A Grown Woman
Reheated (32)

Elsewhere (86)

Janet Daley on Obama’s obstinate denial of reality: 

His party’s view of the spending question is, indeed, ingeniously delusional. The Democrat leader in the House of Representatives, Nancy Pelosi, has said, “It is almost a false argument to say we have a spending problem.” (I love that “almost”.) Her party whip, Steny Hoyer, asserted that the country does not have a spending problem at all – it simply has a “paying-for problem.” (Imagine your teenage child explaining that he needs an advance on his allowance, not because he has spent too much money but because, for some peculiar reason, he just can’t pay for everything he has bought.) 

Mark Steyn on the same: 

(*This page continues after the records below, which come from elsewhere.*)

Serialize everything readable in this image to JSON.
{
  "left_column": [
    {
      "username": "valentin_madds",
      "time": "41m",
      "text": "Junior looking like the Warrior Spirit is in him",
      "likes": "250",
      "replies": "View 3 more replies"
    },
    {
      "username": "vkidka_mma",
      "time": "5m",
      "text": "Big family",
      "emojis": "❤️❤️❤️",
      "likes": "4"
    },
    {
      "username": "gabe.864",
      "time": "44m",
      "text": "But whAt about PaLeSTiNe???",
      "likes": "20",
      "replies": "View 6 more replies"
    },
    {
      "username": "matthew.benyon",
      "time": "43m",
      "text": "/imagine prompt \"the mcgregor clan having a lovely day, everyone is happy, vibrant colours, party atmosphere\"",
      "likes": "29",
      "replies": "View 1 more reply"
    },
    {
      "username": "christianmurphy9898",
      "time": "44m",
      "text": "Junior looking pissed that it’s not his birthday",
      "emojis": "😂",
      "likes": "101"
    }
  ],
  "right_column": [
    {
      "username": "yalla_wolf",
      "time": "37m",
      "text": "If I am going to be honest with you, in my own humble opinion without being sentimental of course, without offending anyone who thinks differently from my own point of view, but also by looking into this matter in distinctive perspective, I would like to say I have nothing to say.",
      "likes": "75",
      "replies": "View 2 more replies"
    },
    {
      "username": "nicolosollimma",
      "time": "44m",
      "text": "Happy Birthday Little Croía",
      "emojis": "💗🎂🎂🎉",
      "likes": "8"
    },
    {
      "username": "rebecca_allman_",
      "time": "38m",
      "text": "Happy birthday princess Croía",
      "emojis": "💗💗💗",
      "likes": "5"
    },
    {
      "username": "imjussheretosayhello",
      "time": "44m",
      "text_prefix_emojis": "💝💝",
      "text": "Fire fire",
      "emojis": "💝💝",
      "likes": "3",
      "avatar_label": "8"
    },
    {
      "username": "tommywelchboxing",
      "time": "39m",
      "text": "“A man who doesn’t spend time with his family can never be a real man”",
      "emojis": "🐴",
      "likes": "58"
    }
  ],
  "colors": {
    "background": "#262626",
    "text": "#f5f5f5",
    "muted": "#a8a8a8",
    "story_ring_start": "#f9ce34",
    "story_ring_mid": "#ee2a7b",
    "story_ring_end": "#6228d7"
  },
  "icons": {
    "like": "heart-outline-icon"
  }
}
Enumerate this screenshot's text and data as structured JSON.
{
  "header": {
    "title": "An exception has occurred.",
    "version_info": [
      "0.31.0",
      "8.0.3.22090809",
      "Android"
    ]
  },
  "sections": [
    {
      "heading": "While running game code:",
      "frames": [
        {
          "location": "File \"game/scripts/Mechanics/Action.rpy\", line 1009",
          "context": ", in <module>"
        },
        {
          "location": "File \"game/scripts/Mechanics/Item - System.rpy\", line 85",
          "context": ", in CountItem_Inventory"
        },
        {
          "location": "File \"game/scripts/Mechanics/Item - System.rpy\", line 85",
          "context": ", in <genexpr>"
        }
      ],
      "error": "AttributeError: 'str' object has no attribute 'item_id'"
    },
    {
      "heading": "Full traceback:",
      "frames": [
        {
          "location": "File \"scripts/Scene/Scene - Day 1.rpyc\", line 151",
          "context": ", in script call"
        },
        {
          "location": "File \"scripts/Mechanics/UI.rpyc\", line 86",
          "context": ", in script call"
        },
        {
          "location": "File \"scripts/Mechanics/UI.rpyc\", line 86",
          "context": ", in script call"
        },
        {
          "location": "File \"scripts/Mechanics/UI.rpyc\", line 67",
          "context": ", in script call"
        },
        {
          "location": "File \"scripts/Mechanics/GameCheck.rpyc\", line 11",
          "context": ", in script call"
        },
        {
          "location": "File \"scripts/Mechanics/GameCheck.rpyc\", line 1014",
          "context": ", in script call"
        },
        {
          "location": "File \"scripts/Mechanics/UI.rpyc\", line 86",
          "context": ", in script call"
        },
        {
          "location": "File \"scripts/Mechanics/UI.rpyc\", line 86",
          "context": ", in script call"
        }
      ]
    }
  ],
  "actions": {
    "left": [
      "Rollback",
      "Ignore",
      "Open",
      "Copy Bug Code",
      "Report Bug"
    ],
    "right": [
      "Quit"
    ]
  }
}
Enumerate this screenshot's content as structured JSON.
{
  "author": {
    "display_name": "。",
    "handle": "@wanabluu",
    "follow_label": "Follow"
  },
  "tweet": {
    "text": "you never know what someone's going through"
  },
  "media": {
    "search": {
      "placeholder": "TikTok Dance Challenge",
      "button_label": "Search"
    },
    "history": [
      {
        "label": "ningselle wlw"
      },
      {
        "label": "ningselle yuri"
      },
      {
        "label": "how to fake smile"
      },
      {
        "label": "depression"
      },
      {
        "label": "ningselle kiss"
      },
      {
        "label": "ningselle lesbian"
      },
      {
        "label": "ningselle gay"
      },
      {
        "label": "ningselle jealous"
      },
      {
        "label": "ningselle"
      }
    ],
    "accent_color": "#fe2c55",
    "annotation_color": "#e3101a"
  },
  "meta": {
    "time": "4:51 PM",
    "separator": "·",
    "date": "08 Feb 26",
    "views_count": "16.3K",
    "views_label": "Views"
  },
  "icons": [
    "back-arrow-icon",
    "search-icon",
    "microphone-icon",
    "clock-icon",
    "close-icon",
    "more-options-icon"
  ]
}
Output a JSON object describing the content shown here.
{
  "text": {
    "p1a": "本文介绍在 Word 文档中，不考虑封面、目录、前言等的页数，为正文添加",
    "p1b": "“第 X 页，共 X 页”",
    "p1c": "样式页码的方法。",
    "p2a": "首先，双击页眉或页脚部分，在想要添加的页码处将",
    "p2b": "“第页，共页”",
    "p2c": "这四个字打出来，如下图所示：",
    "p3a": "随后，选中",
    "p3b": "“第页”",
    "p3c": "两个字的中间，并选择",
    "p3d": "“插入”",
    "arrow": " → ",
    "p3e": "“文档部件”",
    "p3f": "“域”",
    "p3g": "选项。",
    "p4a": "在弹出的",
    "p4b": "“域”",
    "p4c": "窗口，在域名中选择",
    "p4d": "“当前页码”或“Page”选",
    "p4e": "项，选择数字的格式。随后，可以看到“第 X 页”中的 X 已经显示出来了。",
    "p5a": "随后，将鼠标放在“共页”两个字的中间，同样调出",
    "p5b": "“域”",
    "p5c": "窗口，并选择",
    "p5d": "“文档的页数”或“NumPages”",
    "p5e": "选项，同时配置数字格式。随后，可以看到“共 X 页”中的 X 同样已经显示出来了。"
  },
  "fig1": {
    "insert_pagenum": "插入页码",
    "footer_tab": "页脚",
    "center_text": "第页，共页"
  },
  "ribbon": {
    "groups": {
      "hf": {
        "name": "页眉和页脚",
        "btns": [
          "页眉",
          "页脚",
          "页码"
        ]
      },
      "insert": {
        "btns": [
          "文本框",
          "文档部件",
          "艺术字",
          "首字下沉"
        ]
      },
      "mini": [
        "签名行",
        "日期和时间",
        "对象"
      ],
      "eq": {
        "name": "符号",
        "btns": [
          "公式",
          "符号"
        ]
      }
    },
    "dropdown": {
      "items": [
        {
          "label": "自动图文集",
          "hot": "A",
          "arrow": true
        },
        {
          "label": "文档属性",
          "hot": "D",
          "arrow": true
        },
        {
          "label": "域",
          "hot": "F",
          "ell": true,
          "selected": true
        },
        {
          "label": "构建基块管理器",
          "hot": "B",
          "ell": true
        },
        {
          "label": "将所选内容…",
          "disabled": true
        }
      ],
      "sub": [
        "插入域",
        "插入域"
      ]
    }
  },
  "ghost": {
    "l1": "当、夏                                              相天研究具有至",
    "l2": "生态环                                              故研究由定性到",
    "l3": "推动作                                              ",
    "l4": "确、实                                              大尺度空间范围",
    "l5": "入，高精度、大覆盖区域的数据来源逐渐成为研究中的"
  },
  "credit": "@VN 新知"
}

The annual “deficit” has been over a trillion for every year of Obama’s presidency. The cumulative deficits have, in fact (to use a quaint expression), increased the national debt by $6 trillion. Yet Obama claims Washington has “reduced the deficit” by $2.5 trillion and all we need to do is “finish the job.” Presumably this is a reference to allegedly agreed deficit reductions over the next decade, or quarter-century, or whatever. In other words, Obama has saved $2.5 trillion of Magical Fairyland money, which happily frees him up to talk about the really critical issues like high-speed rail and green-energy solutions. […] Maybe it’s just me, but the whole joint seems to be seizing up these days: The more “activist” Big Government gets, the more inactive the nation at large.

Via Simen, and somewhat related, Milton Friedman on the minimum wage. See also this:

Despite the wishful thinking of politicians like President Obama, the laws of supply and demand are not optional. 

A random thought from Thomas Sowell

In the modern welfare state, a vote becomes a license to take what others create - and these others include generations yet unborn.

And Brian Micklethwait is reading Madsen Pirie’s Think Tank: The Story of the Adam Smith Institute. He quotes the following, on the subject of state-run telephony in the late 1970s: 

We needed a telephone and a photocopier. We were told by the Post Office, which ran the state monopoly telephone service, that there was a fourteen-month wait to have a line and phone installed. We somehow bargained them into doing it within six weeks by pointing out that our predecessors in the building had used a switchboard with four separate telephone numbers, one for each of the companies that had used the place, and all we wanted to do was to reactive one line. Until the GPO engineers came, we had to conduct all the new Institute’s business from the public call box on the corner, and we ensured we kept a ready supply of coins for the purpose. 


One of our friends, telephoning family in South Africa, was surprised when a telephone engineer entered the conversation to say that because the call did not sound urgent, he was disconnecting it. The union had ‘blacked’ non-urgent calls to South Africa, and its members monitored private calls to enforce it. 

As usual, feel free to add your own links and snippets in the comments.